In some ways, a flex loan works like a credit card. Flex loans come with a credit limit. You’ll be charged interest for amounts you’ve borrowed. You should get a monthly statement. You’ll have to make at least a minimum payment every month. And you might be charged a fee daily, monthly or even every time you use your flex loan.

It’s important to understand the difference between a flex loan and a personal line of credit from a bank or credit union. Many banks and credit unions offer lines of credit for individual borrowers and businesses. Rates, fees and repayment terms depend on multiple factors, including your credit scores, or whether your line of credit is secured with collateral or is unsecured. Good credit and collateral may help qualify borrowers for favorable terms on a line of credit from a bank or credit union.

But flex loans are unsecured and can be an option if you have rough credit or little to no credit history. Flex loan lenders may not require a credit check. But as with virtually any type of credit, the more risk the lender assumes, the higher the interest rate you’re likely to pay.

Dangers of flex loans

Before we get to the bad news, here’s a look at what’s attractive about flex loans.

  • You can borrow all or some of the funds you have available.
  • You may be able to get money quickly.
  • You may get flexible payment terms, like a minimum-payment option.
  • If you don’t borrow up to your limit right away, you’ll preserve your ability to borrow more later on.
  • You might not need good credit to qualify for a flex loan.

But those benefits come with some clear dangers.

Sky-high interest

While many states have laws that aim to regulate predatory lending, the cost of short-term loans can be extremely high. For example, according to a 2017 report from the National Consumer Law Center, laws in some states allow certain lenders to charge triple-digit APRs. And if a state allows a lender to calculate interest on a daily basis, the amount of interest you pay on a flex loan could really balloon.

Minimum payments add up to big interest

Like credit cards, flex loans may allow you to make minimum monthly payments — but that often adds up to maximum interest. Minimum payments make it hard to completely pay off your balance, because interest continues to accrue.

Flexible borrowing can lead to excessive debt

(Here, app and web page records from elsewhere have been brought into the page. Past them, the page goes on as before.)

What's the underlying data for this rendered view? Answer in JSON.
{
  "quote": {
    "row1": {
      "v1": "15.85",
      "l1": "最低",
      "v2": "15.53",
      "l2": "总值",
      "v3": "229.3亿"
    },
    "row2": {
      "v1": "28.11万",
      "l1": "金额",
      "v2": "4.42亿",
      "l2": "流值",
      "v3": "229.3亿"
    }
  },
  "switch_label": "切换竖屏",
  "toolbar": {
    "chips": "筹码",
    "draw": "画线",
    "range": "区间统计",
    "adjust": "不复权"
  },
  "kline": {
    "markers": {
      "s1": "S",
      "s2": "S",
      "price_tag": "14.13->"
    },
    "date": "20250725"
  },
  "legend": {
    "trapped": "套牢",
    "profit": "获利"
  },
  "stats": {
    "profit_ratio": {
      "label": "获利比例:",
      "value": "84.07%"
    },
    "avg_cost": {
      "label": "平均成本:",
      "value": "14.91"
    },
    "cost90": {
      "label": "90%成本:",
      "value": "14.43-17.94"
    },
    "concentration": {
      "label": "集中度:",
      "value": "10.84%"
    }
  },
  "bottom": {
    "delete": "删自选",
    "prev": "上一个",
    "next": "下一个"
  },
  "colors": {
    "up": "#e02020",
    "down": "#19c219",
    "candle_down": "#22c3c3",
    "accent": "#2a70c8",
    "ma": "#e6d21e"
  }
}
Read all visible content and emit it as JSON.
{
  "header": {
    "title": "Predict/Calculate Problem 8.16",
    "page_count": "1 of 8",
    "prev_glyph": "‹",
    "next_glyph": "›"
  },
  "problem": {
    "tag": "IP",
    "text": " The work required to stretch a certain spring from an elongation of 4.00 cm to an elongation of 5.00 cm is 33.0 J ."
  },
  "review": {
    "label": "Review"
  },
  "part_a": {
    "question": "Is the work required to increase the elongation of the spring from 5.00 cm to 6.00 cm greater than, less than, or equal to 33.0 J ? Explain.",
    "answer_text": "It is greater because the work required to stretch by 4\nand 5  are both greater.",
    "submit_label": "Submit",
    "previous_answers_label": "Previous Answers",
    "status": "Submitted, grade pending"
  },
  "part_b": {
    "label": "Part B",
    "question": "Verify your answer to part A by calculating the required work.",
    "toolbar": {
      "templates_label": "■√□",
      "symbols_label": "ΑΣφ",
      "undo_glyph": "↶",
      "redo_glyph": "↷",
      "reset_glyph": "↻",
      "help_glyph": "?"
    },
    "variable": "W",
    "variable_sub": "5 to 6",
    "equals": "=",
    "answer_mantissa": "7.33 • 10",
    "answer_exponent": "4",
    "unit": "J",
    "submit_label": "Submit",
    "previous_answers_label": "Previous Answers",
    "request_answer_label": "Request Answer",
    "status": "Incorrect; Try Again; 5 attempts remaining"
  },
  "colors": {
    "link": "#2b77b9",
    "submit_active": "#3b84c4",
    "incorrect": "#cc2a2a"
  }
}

Flex lenders may tout the fact that you have to apply for the line of credit only one time, and you can use it repeatedly as long as you haven’t reached your limit. Unlike a closed-end installment loan, flex loans might not have a specific end date. It’s potentially a recipe for trouble the same way it can be with credit cards — you continue to borrow and pay interest without substantially reducing the amount you owe.

Because a flex loan is an open line of credit that you can borrow against at any time up to your limit, you might take on more debt than you can manage now or in the future, when your financial situation might be different. A closed-end personal loan with a fixed loan amount and specific repayment term doesn’t come with this risk.

What is revolving credit?

Bottom line

Flex loans (which have more in common with a line of credit than an installment loan) may give you fast access to cash, but you could pay a high price for that convenience. Triple-digit APRs, composed of high interest rates and fees, aren’t uncommon for flex loans. And if there’s no end date for the debt, you can continue borrowing and paying high rates indefinitely. Look at the terms of any flex loan offer carefully — you’ll want to fully understand the pitfalls and costs before you go that route.

If you have healthy credit or collateral, you may be able to get better terms and interest rates with other types of borrowing, like a personal loan, a payday alternative loan (if you’re a member of a participating federal credit union) or even a credit card.

And before you borrow money, always think about why you want a loan, how much you want to borrow and how you’ll repay that amount. If you need cash for a short-term emergency, consider getting a temporary part-time job or side gig, or borrowing from a friend or family member who can help you out with a repayment plan that will be more affordable for you than a costly flex loan.